■ **Problem statement**:
Your answer is a copy of every line in the records where "context" appears.

■ **Data for processing**:
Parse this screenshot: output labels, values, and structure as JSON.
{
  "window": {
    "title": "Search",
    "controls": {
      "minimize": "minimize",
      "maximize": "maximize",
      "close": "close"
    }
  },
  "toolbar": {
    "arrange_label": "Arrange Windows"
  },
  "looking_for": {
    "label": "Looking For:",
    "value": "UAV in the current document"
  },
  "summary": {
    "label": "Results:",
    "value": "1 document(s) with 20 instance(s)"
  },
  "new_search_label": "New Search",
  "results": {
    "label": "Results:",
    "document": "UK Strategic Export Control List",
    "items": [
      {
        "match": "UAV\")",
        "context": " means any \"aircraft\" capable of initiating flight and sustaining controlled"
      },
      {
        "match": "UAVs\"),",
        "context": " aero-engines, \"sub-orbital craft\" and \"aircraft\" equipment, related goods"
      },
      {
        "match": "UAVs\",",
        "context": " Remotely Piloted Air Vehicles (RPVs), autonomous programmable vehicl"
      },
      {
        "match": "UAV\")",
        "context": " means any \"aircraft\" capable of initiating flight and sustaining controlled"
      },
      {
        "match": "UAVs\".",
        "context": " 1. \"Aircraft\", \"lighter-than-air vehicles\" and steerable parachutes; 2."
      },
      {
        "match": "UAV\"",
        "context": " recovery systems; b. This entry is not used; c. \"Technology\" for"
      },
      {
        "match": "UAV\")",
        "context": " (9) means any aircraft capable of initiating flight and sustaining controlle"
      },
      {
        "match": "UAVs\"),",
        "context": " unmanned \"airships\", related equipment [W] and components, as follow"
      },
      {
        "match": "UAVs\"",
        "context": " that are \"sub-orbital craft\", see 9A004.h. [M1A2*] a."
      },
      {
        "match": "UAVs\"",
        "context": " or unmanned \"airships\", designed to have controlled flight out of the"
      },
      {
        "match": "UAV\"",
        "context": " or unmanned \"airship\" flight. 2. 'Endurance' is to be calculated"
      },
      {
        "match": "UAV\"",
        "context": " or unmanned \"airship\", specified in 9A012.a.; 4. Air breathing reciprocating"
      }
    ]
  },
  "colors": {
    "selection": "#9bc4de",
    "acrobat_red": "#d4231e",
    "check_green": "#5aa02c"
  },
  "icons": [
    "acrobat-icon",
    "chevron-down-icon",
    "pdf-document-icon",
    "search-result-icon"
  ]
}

■ **Final answer**:
        "context": " means any \"aircraft\" capable of initiating flight and sustaining controlled"
        "context": " aero-engines, \"sub-orbital craft\" and \"aircraft\" equipment, related goods"
        "context": " Remotely Piloted Air Vehicles (RPVs), autonomous programmable vehicl"
        "context": " means any \"aircraft\" capable of initiating flight and sustaining controlled"
        "context": " 1. \"Aircraft\", \"lighter-than-air vehicles\" and steerable parachutes; 2."
        "context": " recovery systems; b. This entry is not used; c. \"Technology\" for"
        "context": " (9) means any aircraft capable of initiating flight and sustaining controlle"
        "context": " unmanned \"airships\", related equipment [W] and components, as follow"
        "context": " that are \"sub-orbital craft\", see 9A004.h. [M1A2*] a."
        "context": " or unmanned \"airships\", designed to have controlled flight out of the"
        "context": " or unmanned \"airship\" flight. 2. 'Endurance' is to be calculated"
        "context": " or unmanned \"airship\", specified in 9A012.a.; 4. Air breathing reciprocating"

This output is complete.